Forbes Insights, in association with CIT, recently published the report “U.S. Small Business and Middle Market Outlook 2010”.
As banks saw increased competition for commercial & industrial lending, credit standards began to ease in the second quarter, according to the Federal Reserve. Of the senior loan officers surveyed in July, 12.5% indicated a relative easing of credit on large and middle-market borrowers (revenues in excess of $50 million), and 14.5% indicated a relative easing of credit for smaller firms, the first time credit standards have eased for small firms since 2006.
Looking for a small business loan in New England? Here you will find a comprehensive list by state of all the banks currently participating in SBA loan programs.
For most banks and finance companies with more than $1 billion in assets, commercial lending is typically segmented into Large Corporate, Middle Market, and Business Banking. “Middle Market” and these other segments are generally understood to describe a type of borrower, whereas “ABL” (asset based lending) refers to a type of loan.

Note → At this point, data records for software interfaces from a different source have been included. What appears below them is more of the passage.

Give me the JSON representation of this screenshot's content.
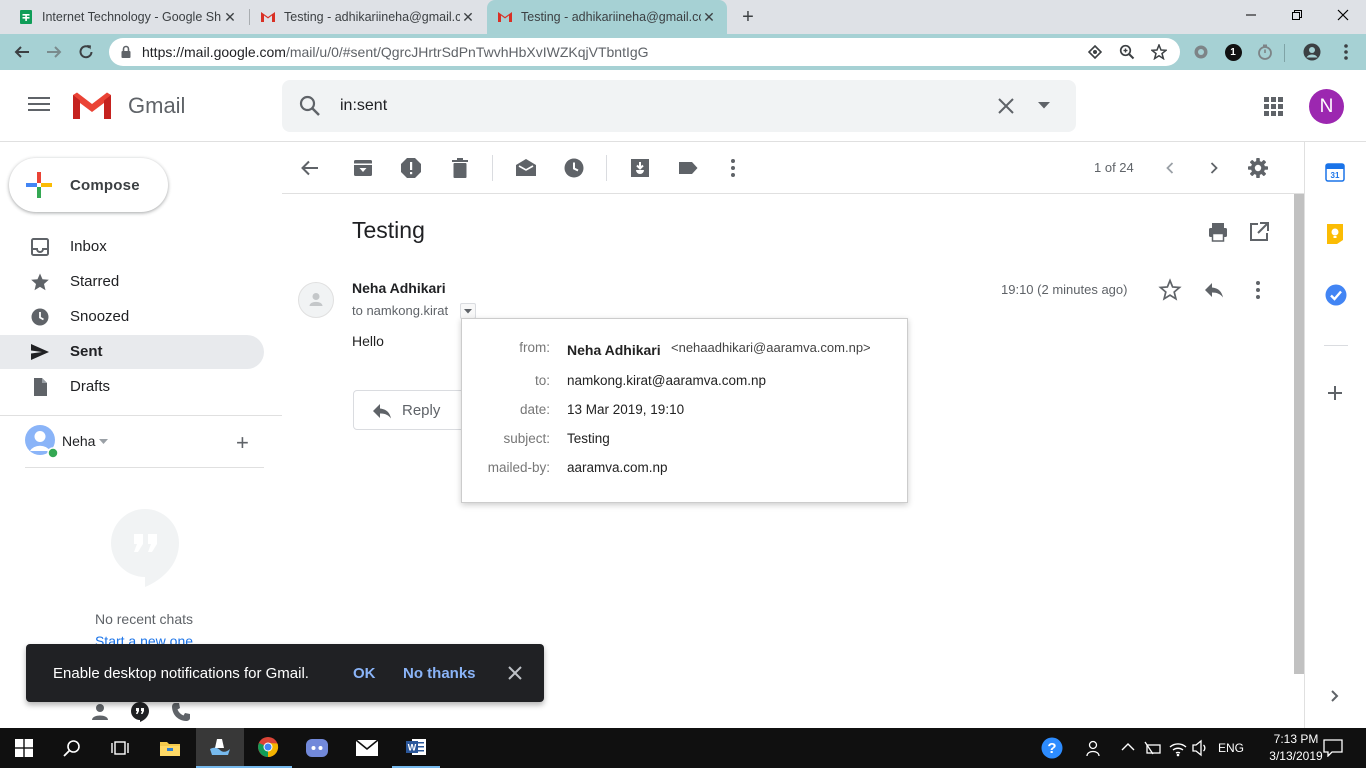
{
  "browser": {
    "tabs": [
      {
        "title": "Internet Technology - Google Sh",
        "icon": "sheets-icon"
      },
      {
        "title": "Testing - adhikariineha@gmail.co",
        "icon": "gmail-icon"
      },
      {
        "title": "Testing - adhikariineha@gmail.co",
        "icon": "gmail-icon"
      }
    ],
    "url_host": "https://mail.google.com",
    "url_path": "/mail/u/0/#sent/QgrcJHrtrSdPnTwvhHbXvIWZKqjVTbntIgG",
    "extension_badge": "1"
  },
  "gmail": {
    "product_name": "Gmail",
    "search_query": "in:sent",
    "avatar_letter": "N",
    "compose_label": "Compose",
    "nav": [
      {
        "label": "Inbox"
      },
      {
        "label": "Starred"
      },
      {
        "label": "Snoozed"
      },
      {
        "label": "Sent"
      },
      {
        "label": "Drafts"
      }
    ],
    "chat_user": "Neha",
    "no_chats": "No recent chats",
    "start_new": "Start a new one",
    "pagination": "1 of 24"
  },
  "message": {
    "subject": "Testing",
    "sender": "Neha Adhikari",
    "to_line": "to namkong.kirat",
    "time": "19:10 (2 minutes ago)",
    "body": "Hello",
    "reply_label": "Reply"
  },
  "details": {
    "from_label": "from:",
    "from_name": "Neha Adhikari",
    "from_email": "<nehaadhikari@aaramva.com.np>",
    "to_label": "to:",
    "to_value": "namkong.kirat@aaramva.com.np",
    "date_label": "date:",
    "date_value": "13 Mar 2019, 19:10",
    "subject_label": "subject:",
    "subject_value": "Testing",
    "mailedby_label": "mailed-by:",
    "mailedby_value": "aaramva.com.np"
  },
  "toast": {
    "message": "Enable desktop notifications for Gmail.",
    "ok": "OK",
    "no_thanks": "No thanks"
  },
  "sidepanel": {
    "calendar_day": "31"
  },
  "taskbar": {
    "language": "ENG",
    "time": "7:13 PM",
    "date": "3/13/2019"
  },
  "colors": {
    "accent_teal": "#a6d1d4",
    "avatar": "#9c27b0",
    "toast_link": "#8ab4f8",
    "gmail_red": "#ea4335"
  }
}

Fed Chairman Ben Bernanke, speaking this morning at an event in Chicago, said “Although bank credit remains tight, I see some reasons for optimism. The economy is recovering, and banks’ senior loan officers expect a “modest reduction in their troubled loans” over the next year, outside of commercial real estate.”
For a business to “recapitalize” there must be some transaction where new capital comes into the business. Businesses recapitalize for many different reasons, including liquidity for shareholders, expansion capital, or repayment of debt.

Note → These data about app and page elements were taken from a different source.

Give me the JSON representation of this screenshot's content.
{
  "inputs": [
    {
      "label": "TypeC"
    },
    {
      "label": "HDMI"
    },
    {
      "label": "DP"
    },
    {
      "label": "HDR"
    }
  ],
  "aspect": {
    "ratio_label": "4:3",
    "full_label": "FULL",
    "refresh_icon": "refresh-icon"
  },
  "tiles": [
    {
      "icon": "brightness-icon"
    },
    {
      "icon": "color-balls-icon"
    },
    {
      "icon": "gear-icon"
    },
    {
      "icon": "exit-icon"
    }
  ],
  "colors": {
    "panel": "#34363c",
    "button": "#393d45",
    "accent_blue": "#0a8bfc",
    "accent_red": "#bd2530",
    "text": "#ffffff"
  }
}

Banks in and around Boston have money to lend and are looking for deals. Interest rates on revolving lines of credit are currently pricing at LIBOR + 350 for commitments of $2 million to $10 million, and as low as LIBOR +175 for larger deals.